I chose to go with a black composite sink from B&Q (no longer on sale but similar here) and a fabulous Black and Silver tap from Screwfix. The contrast with the white tile, white worktop and the black induction hob, it all works really nicely together. The black and white of that side of the kitchen also works fabulously with my upcycled Sideboard from Muck’n’Brass and it ties the two halves of the room together.
The tap is my favourite thing in the whole kitchen. It come off and acts as a hosepipe and has two power settings. The other accessible feature is that the on/off lever is at the bottom of the tap, and not the top. This means it’s easily accessible from a wheelchair, less stretching and the hosepipe function helps him clean dishes as he can get closer to the water.
I put up some very budget shelves from IKEA – the shelves were £1.90 each and the black brackets were 50p each! Trouble is, our clock was in that corner and we keep looking up to that area for the time! The clock will go in the blank space above the table shortly.
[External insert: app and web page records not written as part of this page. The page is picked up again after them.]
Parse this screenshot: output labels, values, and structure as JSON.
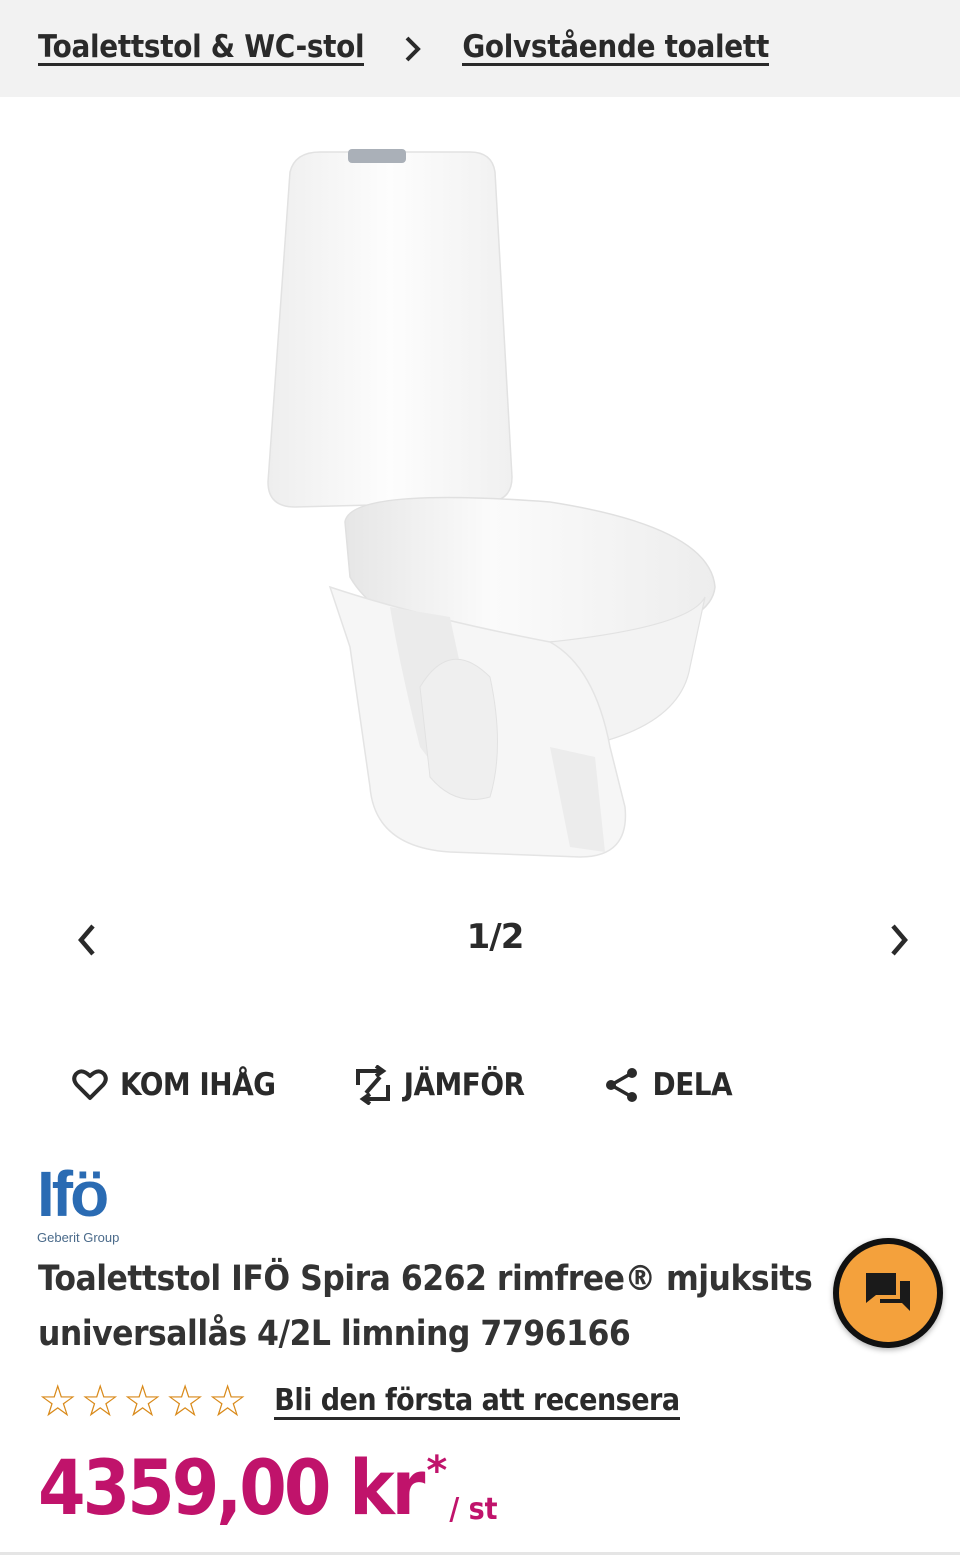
{
  "breadcrumb": {
    "items": [
      {
        "label": "Toalettstol & WC-stol"
      },
      {
        "label": "Golvstående toalett"
      }
    ]
  },
  "gallery": {
    "counter": "1/2",
    "image_alt": "Toalettstol IFÖ Spira 6262"
  },
  "actions": {
    "remember_label": "KOM IHÅG",
    "compare_label": "JÄMFÖR",
    "share_label": "DELA"
  },
  "brand": {
    "name": "Ifö",
    "sub": "Geberit Group"
  },
  "product": {
    "title": "Toalettstol IFÖ Spira 6262 rimfree® mjuksits universallås 4/2L limning 7796166",
    "rating_stars": 0,
    "rating_max": 5,
    "review_link": "Bli den första att recensera",
    "price": "4359,00 kr",
    "price_marker": "*",
    "unit": "/ st"
  },
  "colors": {
    "price": "#c0136b",
    "star": "#d98a1a",
    "chat": "#f4a13c",
    "brand": "#2a6bb3"
  }
}
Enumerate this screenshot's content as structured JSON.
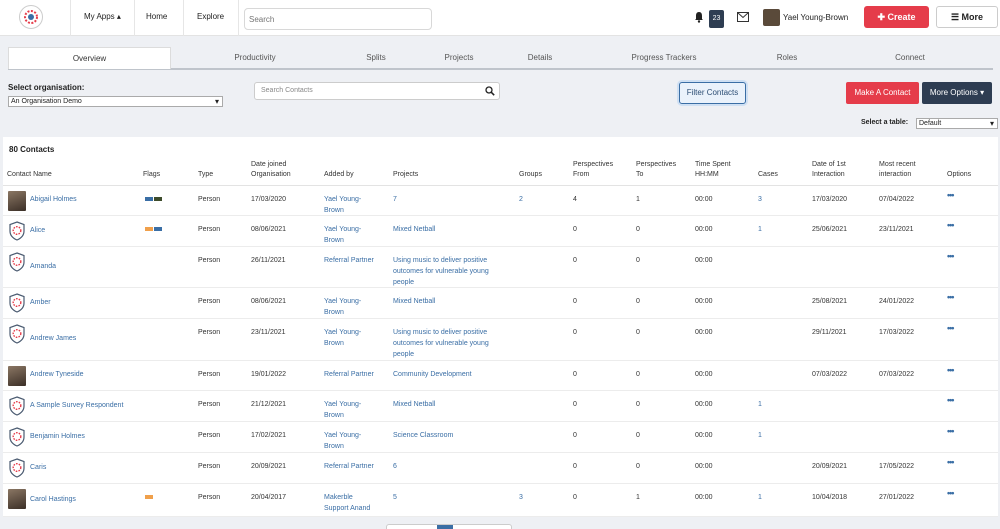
{
  "nav": {
    "my_apps": "My Apps ▴",
    "home": "Home",
    "explore": "Explore",
    "search_placeholder": "Search",
    "notifications": "23",
    "user_name": "Yael Young-Brown",
    "create": "Create",
    "more": "More"
  },
  "tabs": [
    "Overview",
    "Productivity",
    "Splits",
    "Projects",
    "Details",
    "Progress Trackers",
    "Roles",
    "Connect"
  ],
  "filters": {
    "org_label": "Select organisation:",
    "org_value": "An Organisation Demo",
    "contact_search_placeholder": "Search Contacts",
    "filter_contacts": "Filter Contacts",
    "make_contact": "Make A Contact",
    "more_options": "More Options ▾",
    "table_label": "Select a table:",
    "table_value": "Default"
  },
  "table": {
    "count": "80 Contacts",
    "headers": {
      "name": "Contact Name",
      "flags": "Flags",
      "type": "Type",
      "joined": "Date joined\nOrganisation",
      "added_by": "Added by",
      "projects": "Projects",
      "groups": "Groups",
      "persp_from": "Perspectives\nFrom",
      "persp_to": "Perspectives\nTo",
      "time": "Time Spent\nHH:MM",
      "cases": "Cases",
      "first": "Date of 1st\nInteraction",
      "recent": "Most recent\ninteraction",
      "options": "Options"
    },
    "rows": [
      {
        "name": "Abigail Holmes",
        "avatar": "photo",
        "flags": [
          "#3a6ea5",
          "#3d4b2b"
        ],
        "type": "Person",
        "joined": "17/03/2020",
        "added_by": "Yael Young-\nBrown",
        "projects": "7",
        "groups": "2",
        "from": "4",
        "to": "1",
        "time": "00:00",
        "cases": "3",
        "first": "17/03/2020",
        "recent": "07/04/2022"
      },
      {
        "name": "Alice",
        "avatar": "shield",
        "flags": [
          "#f0a04b",
          "#3a6ea5"
        ],
        "type": "Person",
        "joined": "08/06/2021",
        "added_by": "Yael Young-\nBrown",
        "projects": "Mixed Netball",
        "groups": "",
        "from": "0",
        "to": "0",
        "time": "00:00",
        "cases": "1",
        "first": "25/06/2021",
        "recent": "23/11/2021"
      },
      {
        "name": "Amanda",
        "avatar": "shield",
        "flags": [],
        "type": "Person",
        "joined": "26/11/2021",
        "added_by": "Referral Partner",
        "projects": "Using music to deliver positive\noutcomes for vulnerable young\npeople",
        "groups": "",
        "from": "0",
        "to": "0",
        "time": "00:00",
        "cases": "",
        "first": "",
        "recent": ""
      },
      {
        "name": "Amber",
        "avatar": "shield",
        "flags": [],
        "type": "Person",
        "joined": "08/06/2021",
        "added_by": "Yael Young-\nBrown",
        "projects": "Mixed Netball",
        "groups": "",
        "from": "0",
        "to": "0",
        "time": "00:00",
        "cases": "",
        "first": "25/08/2021",
        "recent": "24/01/2022"
      },
      {
        "name": "Andrew James",
        "avatar": "shield",
        "flags": [],
        "type": "Person",
        "joined": "23/11/2021",
        "added_by": "Yael Young-\nBrown",
        "projects": "Using music to deliver positive\noutcomes for vulnerable young\npeople",
        "groups": "",
        "from": "0",
        "to": "0",
        "time": "00:00",
        "cases": "",
        "first": "29/11/2021",
        "recent": "17/03/2022"
      },
      {
        "name": "Andrew Tyneside",
        "avatar": "photo",
        "flags": [],
        "type": "Person",
        "joined": "19/01/2022",
        "added_by": "Referral Partner",
        "projects": "Community Development",
        "groups": "",
        "from": "0",
        "to": "0",
        "time": "00:00",
        "cases": "",
        "first": "07/03/2022",
        "recent": "07/03/2022"
      },
      {
        "name": "A Sample Survey Respondent",
        "avatar": "shield",
        "flags": [],
        "type": "Person",
        "joined": "21/12/2021",
        "added_by": "Yael Young-\nBrown",
        "projects": "Mixed Netball",
        "groups": "",
        "from": "0",
        "to": "0",
        "time": "00:00",
        "cases": "1",
        "first": "",
        "recent": ""
      },
      {
        "name": "Benjamin Holmes",
        "avatar": "shield",
        "flags": [],
        "type": "Person",
        "joined": "17/02/2021",
        "added_by": "Yael Young-\nBrown",
        "projects": "Science Classroom",
        "groups": "",
        "from": "0",
        "to": "0",
        "time": "00:00",
        "cases": "1",
        "first": "",
        "recent": ""
      },
      {
        "name": "Caris",
        "avatar": "shield",
        "flags": [],
        "type": "Person",
        "joined": "20/09/2021",
        "added_by": "Referral Partner",
        "projects": "6",
        "groups": "",
        "from": "0",
        "to": "0",
        "time": "00:00",
        "cases": "",
        "first": "20/09/2021",
        "recent": "17/05/2022"
      },
      {
        "name": "Carol Hastings",
        "avatar": "photo",
        "flags": [
          "#f0a04b"
        ],
        "type": "Person",
        "joined": "20/04/2017",
        "added_by": "Makerble\nSupport Anand",
        "projects": "5",
        "groups": "3",
        "from": "0",
        "to": "1",
        "time": "00:00",
        "cases": "1",
        "first": "10/04/2018",
        "recent": "27/01/2022"
      }
    ]
  }
}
I repainted all the walls with new, fresh Dulux White Mist paint (instead of the old Brilliant White). The White Mist has a very vague hint of pinky tones in and it does look slightly different than the bluey tones of the Brilliant White.
My other mistake was the IKEA Sinnerlig Pendants. I love these pendants. I love the black cord, the warm rattan and the simple shape. I just didn’t realise how BIG they are. I have about 3cm clearance above my head, and anyone taller will walk into them. They just dominate the room and I might yet move them to the bedrooms and replace them with something smaller and less head-bangingly low!
Kitchens are an expensive room to renovate and but the amount we paid for this kitchen refurb has given us a brand new room for a few more years. I’m thrilled with it.
The total costs for the renovation were like this (note this is not a sponsored post, this was all fully paid for by us).
- Worktops – £600
- Tiles, edging, adhesive and grout – £130
- Paint – £100
- Pendant Lights – £90
- Curtains – £50 from Next (but we had a voucher left over from Christmas!)
- Shelving – £5.80
- Sink – £160
- Tap – £79
- Sockets – £25
- LED – £60
Total (excluding labour) – £1300
Have you got any ideas for budget kitchen makeovers? Let me know in the comments!